_Task to complete_
Write the data out again exactly, dropping any images it holds.

====

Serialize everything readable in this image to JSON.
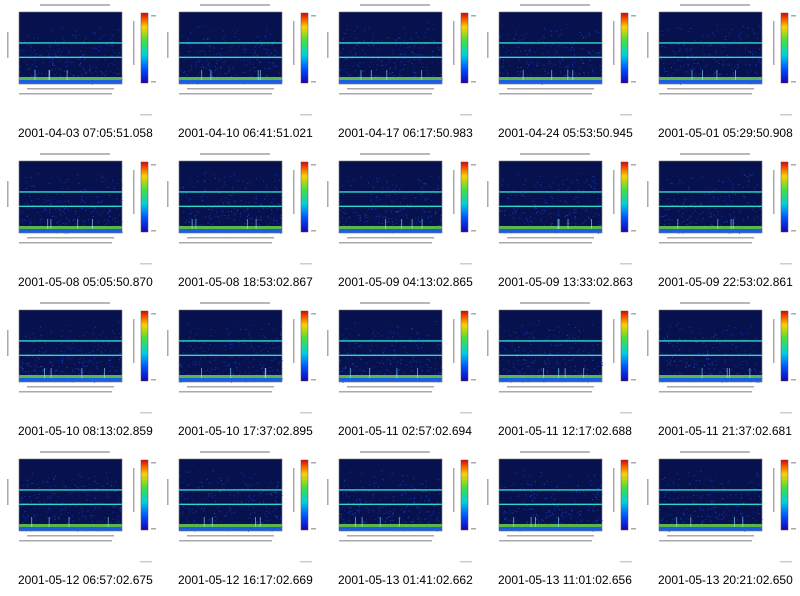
{
  "frames": [
    {
      "caption": "2001-04-03 07:05:51.058"
    },
    {
      "caption": "2001-04-10 06:41:51.021"
    },
    {
      "caption": "2001-04-17 06:17:50.983"
    },
    {
      "caption": "2001-04-24 05:53:50.945"
    },
    {
      "caption": "2001-05-01 05:29:50.908"
    },
    {
      "caption": "2001-05-08 05:05:50.870"
    },
    {
      "caption": "2001-05-08 18:53:02.867"
    },
    {
      "caption": "2001-05-09 04:13:02.865"
    },
    {
      "caption": "2001-05-09 13:33:02.863"
    },
    {
      "caption": "2001-05-09 22:53:02.861"
    },
    {
      "caption": "2001-05-10 08:13:02.859"
    },
    {
      "caption": "2001-05-10 17:37:02.895"
    },
    {
      "caption": "2001-05-11 02:57:02.694"
    },
    {
      "caption": "2001-05-11 12:17:02.688"
    },
    {
      "caption": "2001-05-11 21:37:02.681"
    },
    {
      "caption": "2001-05-12 06:57:02.675"
    },
    {
      "caption": "2001-05-12 16:17:02.669"
    },
    {
      "caption": "2001-05-13 01:41:02.662"
    },
    {
      "caption": "2001-05-13 11:01:02.656"
    },
    {
      "caption": "2001-05-13 20:21:02.650"
    }
  ],
  "colors": {
    "background": "#ffffff",
    "plot_bg": "#06114e",
    "noise": "#1b46d6",
    "band": "#2fd7c8",
    "low_band": "#6ad44a"
  }
}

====

_Solution to this task_
Serialize everything readable in this image to JSON.
{
  "frames": [
    {
      "caption": "2001-04-03 07:05:51.058"
    },
    {
      "caption": "2001-04-10 06:41:51.021"
    },
    {
      "caption": "2001-04-17 06:17:50.983"
    },
    {
      "caption": "2001-04-24 05:53:50.945"
    },
    {
      "caption": "2001-05-01 05:29:50.908"
    },
    {
      "caption": "2001-05-08 05:05:50.870"
    },
    {
      "caption": "2001-05-08 18:53:02.867"
    },
    {
      "caption": "2001-05-09 04:13:02.865"
    },
    {
      "caption": "2001-05-09 13:33:02.863"
    },
    {
      "caption": "2001-05-09 22:53:02.861"
    },
    {
      "caption": "2001-05-10 08:13:02.859"
    },
    {
      "caption": "2001-05-10 17:37:02.895"
    },
    {
      "caption": "2001-05-11 02:57:02.694"
    },
    {
      "caption": "2001-05-11 12:17:02.688"
    },
    {
      "caption": "2001-05-11 21:37:02.681"
    },
    {
      "caption": "2001-05-12 06:57:02.675"
    },
    {
      "caption": "2001-05-12 16:17:02.669"
    },
    {
      "caption": "2001-05-13 01:41:02.662"
    },
    {
      "caption": "2001-05-13 11:01:02.656"
    },
    {
      "caption": "2001-05-13 20:21:02.650"
    }
  ],
  "colors": {
    "background": "#ffffff",
    "plot_bg": "#06114e",
    "noise": "#1b46d6",
    "band": "#2fd7c8",
    "low_band": "#6ad44a"
  }
}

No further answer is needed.